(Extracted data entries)
____

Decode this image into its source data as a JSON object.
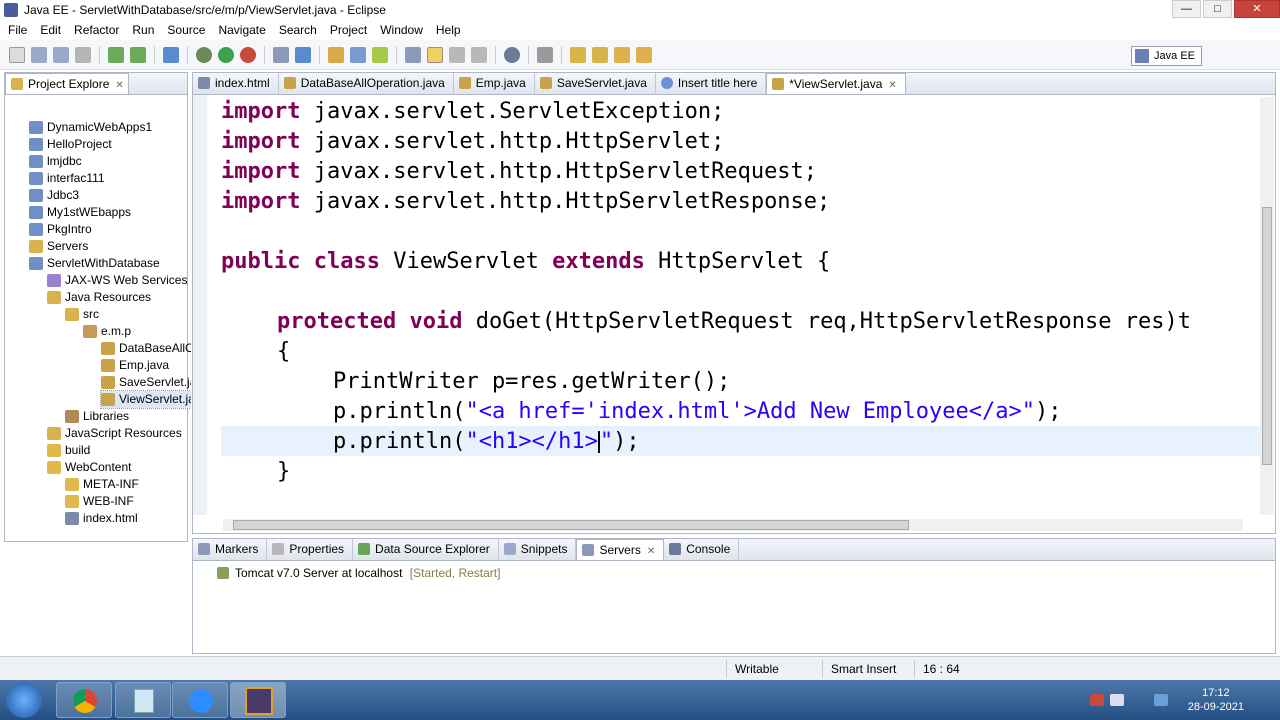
{
  "window": {
    "title": "Java EE - ServletWithDatabase/src/e/m/p/ViewServlet.java - Eclipse"
  },
  "menu": [
    "File",
    "Edit",
    "Refactor",
    "Run",
    "Source",
    "Navigate",
    "Search",
    "Project",
    "Window",
    "Help"
  ],
  "perspective": "Java EE",
  "project_explorer": {
    "tab_label": "Project Explore",
    "items": [
      {
        "label": "DynamicWebApps1",
        "color": "#6f8fc7"
      },
      {
        "label": "HelloProject",
        "color": "#6f8fc7"
      },
      {
        "label": "lmjdbc",
        "color": "#6f8fc7"
      },
      {
        "label": "interfac111",
        "color": "#6f8fc7"
      },
      {
        "label": "Jdbc3",
        "color": "#6f8fc7"
      },
      {
        "label": "My1stWEbapps",
        "color": "#6f8fc7"
      },
      {
        "label": "PkgIntro",
        "color": "#6f8fc7"
      },
      {
        "label": "Servers",
        "color": "#d8b24e"
      },
      {
        "label": "ServletWithDatabase",
        "color": "#6f8fc7"
      },
      {
        "label": "JAX-WS Web Services",
        "color": "#9b7fcf"
      },
      {
        "label": "Java Resources",
        "color": "#d8b24e"
      },
      {
        "label": "src",
        "color": "#d8b24e"
      },
      {
        "label": "e.m.p",
        "color": "#c89a5a"
      },
      {
        "label": "DataBaseAllO",
        "color": "#c8a34a"
      },
      {
        "label": "Emp.java",
        "color": "#c8a34a"
      },
      {
        "label": "SaveServlet.ja",
        "color": "#c8a34a"
      },
      {
        "label": "ViewServlet.ja",
        "color": "#c8a34a"
      },
      {
        "label": "Libraries",
        "color": "#b28a5a"
      },
      {
        "label": "JavaScript Resources",
        "color": "#d8b24e"
      },
      {
        "label": "build",
        "color": "#e0b84c"
      },
      {
        "label": "WebContent",
        "color": "#e0b84c"
      },
      {
        "label": "META-INF",
        "color": "#e0b84c"
      },
      {
        "label": "WEB-INF",
        "color": "#e0b84c"
      },
      {
        "label": "index.html",
        "color": "#7a8aa8"
      }
    ]
  },
  "editor_tabs": [
    {
      "label": "index.html",
      "color": "#7a8aa8"
    },
    {
      "label": "DataBaseAllOperation.java",
      "color": "#c8a34a"
    },
    {
      "label": "Emp.java",
      "color": "#c8a34a"
    },
    {
      "label": "SaveServlet.java",
      "color": "#c8a34a"
    },
    {
      "label": "Insert title here",
      "color": "#6b8fd4"
    },
    {
      "label": "*ViewServlet.java",
      "color": "#c8a34a"
    }
  ],
  "code": {
    "l1_kw": "import",
    "l1_rest": " javax.servlet.ServletException;",
    "l2_kw": "import",
    "l2_rest": " javax.servlet.http.HttpServlet;",
    "l3_kw": "import",
    "l3_rest": " javax.servlet.http.HttpServletRequest;",
    "l4_kw": "import",
    "l4_rest": " javax.servlet.http.HttpServletResponse;",
    "l5_kw1": "public",
    "l5_kw2": "class",
    "l5_mid": " ViewServlet ",
    "l5_kw3": "extends",
    "l5_rest": " HttpServlet {",
    "l6_kw1": "protected",
    "l6_kw2": "void",
    "l6_rest": " doGet(HttpServletRequest req,HttpServletResponse res)t",
    "l7": "{",
    "l8": "PrintWriter p=res.getWriter();",
    "l9_a": "p.println(",
    "l9_str": "\"<a href='index.html'>Add New Employee</a>\"",
    "l9_b": ");",
    "l10_a": "p.println(",
    "l10_str": "\"<h1></h1>",
    "l10_str2": "\"",
    "l10_b": ");",
    "l11": "}"
  },
  "bottom_tabs": [
    "Markers",
    "Properties",
    "Data Source Explorer",
    "Snippets",
    "Servers",
    "Console"
  ],
  "server": {
    "name": "Tomcat v7.0 Server at localhost",
    "state": "[Started, Restart]"
  },
  "status": {
    "writable": "Writable",
    "insert_mode": "Smart Insert",
    "position": "16 : 64"
  },
  "clock": {
    "time": "17:12",
    "date": "28-09-2021"
  }
}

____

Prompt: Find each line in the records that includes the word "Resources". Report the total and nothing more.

Result for this task: 2